▶ TASK TO COMPLETE: Print out the records below with nothing altered.

========================

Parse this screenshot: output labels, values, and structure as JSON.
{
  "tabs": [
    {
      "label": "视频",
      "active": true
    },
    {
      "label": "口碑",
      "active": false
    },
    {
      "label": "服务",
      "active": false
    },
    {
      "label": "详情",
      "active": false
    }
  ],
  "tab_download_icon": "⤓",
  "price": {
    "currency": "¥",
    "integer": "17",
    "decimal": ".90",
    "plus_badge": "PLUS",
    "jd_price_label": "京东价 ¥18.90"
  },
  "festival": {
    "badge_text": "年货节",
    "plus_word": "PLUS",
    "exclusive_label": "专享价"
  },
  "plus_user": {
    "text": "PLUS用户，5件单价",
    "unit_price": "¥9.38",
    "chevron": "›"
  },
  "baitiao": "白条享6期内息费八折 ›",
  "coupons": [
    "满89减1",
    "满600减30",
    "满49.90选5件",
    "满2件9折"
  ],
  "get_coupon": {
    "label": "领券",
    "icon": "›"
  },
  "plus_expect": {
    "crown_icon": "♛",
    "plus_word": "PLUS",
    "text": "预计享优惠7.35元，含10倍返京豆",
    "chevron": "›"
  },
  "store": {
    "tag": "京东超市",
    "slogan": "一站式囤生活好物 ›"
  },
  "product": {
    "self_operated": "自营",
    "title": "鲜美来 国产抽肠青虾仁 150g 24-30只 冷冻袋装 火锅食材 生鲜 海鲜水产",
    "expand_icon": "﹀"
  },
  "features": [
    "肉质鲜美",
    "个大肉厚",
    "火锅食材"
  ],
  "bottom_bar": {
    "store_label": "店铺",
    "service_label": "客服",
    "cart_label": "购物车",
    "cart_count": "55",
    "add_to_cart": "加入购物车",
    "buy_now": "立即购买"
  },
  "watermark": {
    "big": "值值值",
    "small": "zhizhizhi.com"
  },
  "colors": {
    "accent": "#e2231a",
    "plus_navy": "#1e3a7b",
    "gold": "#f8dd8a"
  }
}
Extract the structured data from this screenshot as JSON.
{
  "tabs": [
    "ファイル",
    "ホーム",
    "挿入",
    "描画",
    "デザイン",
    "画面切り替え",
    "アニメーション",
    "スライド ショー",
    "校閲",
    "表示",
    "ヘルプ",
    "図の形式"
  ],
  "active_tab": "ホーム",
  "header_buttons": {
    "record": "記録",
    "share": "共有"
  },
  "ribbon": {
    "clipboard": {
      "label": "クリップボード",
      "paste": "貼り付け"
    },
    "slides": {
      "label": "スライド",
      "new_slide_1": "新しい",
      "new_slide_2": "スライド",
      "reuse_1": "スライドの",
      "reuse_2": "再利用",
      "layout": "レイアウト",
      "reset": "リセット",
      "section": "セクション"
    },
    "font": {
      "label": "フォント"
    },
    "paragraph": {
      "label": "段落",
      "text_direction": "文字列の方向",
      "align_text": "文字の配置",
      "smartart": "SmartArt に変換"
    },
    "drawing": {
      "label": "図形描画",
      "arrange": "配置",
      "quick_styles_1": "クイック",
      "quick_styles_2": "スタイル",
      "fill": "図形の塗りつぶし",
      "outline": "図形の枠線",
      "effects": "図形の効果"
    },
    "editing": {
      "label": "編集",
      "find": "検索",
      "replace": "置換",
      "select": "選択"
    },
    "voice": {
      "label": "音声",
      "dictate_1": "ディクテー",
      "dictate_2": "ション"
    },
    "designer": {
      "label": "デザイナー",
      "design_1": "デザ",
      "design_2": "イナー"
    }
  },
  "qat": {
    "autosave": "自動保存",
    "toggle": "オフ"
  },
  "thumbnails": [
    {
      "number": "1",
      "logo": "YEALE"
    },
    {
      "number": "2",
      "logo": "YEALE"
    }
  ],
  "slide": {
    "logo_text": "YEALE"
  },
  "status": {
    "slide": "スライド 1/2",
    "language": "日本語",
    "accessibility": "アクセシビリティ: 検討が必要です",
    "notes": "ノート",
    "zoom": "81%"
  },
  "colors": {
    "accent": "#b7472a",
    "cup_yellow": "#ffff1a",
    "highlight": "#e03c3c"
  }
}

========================

▶ WORKED SOLUTION:
Parse this screenshot: output labels, values, and structure as JSON.
{
  "tabs": [
    {
      "label": "视频",
      "active": true
    },
    {
      "label": "口碑",
      "active": false
    },
    {
      "label": "服务",
      "active": false
    },
    {
      "label": "详情",
      "active": false
    }
  ],
  "tab_download_icon": "⤓",
  "price": {
    "currency": "¥",
    "integer": "17",
    "decimal": ".90",
    "plus_badge": "PLUS",
    "jd_price_label": "京东价 ¥18.90"
  },
  "festival": {
    "badge_text": "年货节",
    "plus_word": "PLUS",
    "exclusive_label": "专享价"
  },
  "plus_user": {
    "text": "PLUS用户，5件单价",
    "unit_price": "¥9.38",
    "chevron": "›"
  },
  "baitiao": "白条享6期内息费八折 ›",
  "coupons": [
    "满89减1",
    "满600减30",
    "满49.90选5件",
    "满2件9折"
  ],
  "get_coupon": {
    "label": "领券",
    "icon": "›"
  },
  "plus_expect": {
    "crown_icon": "♛",
    "plus_word": "PLUS",
    "text": "预计享优惠7.35元，含10倍返京豆",
    "chevron": "›"
  },
  "store": {
    "tag": "京东超市",
    "slogan": "一站式囤生活好物 ›"
  },
  "product": {
    "self_operated": "自营",
    "title": "鲜美来 国产抽肠青虾仁 150g 24-30只 冷冻袋装 火锅食材 生鲜 海鲜水产",
    "expand_icon": "﹀"
  },
  "features": [
    "肉质鲜美",
    "个大肉厚",
    "火锅食材"
  ],
  "bottom_bar": {
    "store_label": "店铺",
    "service_label": "客服",
    "cart_label": "购物车",
    "cart_count": "55",
    "add_to_cart": "加入购物车",
    "buy_now": "立即购买"
  },
  "watermark": {
    "big": "值值值",
    "small": "zhizhizhi.com"
  },
  "colors": {
    "accent": "#e2231a",
    "plus_navy": "#1e3a7b",
    "gold": "#f8dd8a"
  }
}
Extract the structured data from this screenshot as JSON.
{
  "tabs": [
    "ファイル",
    "ホーム",
    "挿入",
    "描画",
    "デザイン",
    "画面切り替え",
    "アニメーション",
    "スライド ショー",
    "校閲",
    "表示",
    "ヘルプ",
    "図の形式"
  ],
  "active_tab": "ホーム",
  "header_buttons": {
    "record": "記録",
    "share": "共有"
  },
  "ribbon": {
    "clipboard": {
      "label": "クリップボード",
      "paste": "貼り付け"
    },
    "slides": {
      "label": "スライド",
      "new_slide_1": "新しい",
      "new_slide_2": "スライド",
      "reuse_1": "スライドの",
      "reuse_2": "再利用",
      "layout": "レイアウト",
      "reset": "リセット",
      "section": "セクション"
    },
    "font": {
      "label": "フォント"
    },
    "paragraph": {
      "label": "段落",
      "text_direction": "文字列の方向",
      "align_text": "文字の配置",
      "smartart": "SmartArt に変換"
    },
    "drawing": {
      "label": "図形描画",
      "arrange": "配置",
      "quick_styles_1": "クイック",
      "quick_styles_2": "スタイル",
      "fill": "図形の塗りつぶし",
      "outline": "図形の枠線",
      "effects": "図形の効果"
    },
    "editing": {
      "label": "編集",
      "find": "検索",
      "replace": "置換",
      "select": "選択"
    },
    "voice": {
      "label": "音声",
      "dictate_1": "ディクテー",
      "dictate_2": "ション"
    },
    "designer": {
      "label": "デザイナー",
      "design_1": "デザ",
      "design_2": "イナー"
    }
  },
  "qat": {
    "autosave": "自動保存",
    "toggle": "オフ"
  },
  "thumbnails": [
    {
      "number": "1",
      "logo": "YEALE"
    },
    {
      "number": "2",
      "logo": "YEALE"
    }
  ],
  "slide": {
    "logo_text": "YEALE"
  },
  "status": {
    "slide": "スライド 1/2",
    "language": "日本語",
    "accessibility": "アクセシビリティ: 検討が必要です",
    "notes": "ノート",
    "zoom": "81%"
  },
  "colors": {
    "accent": "#b7472a",
    "cup_yellow": "#ffff1a",
    "highlight": "#e03c3c"
  }
}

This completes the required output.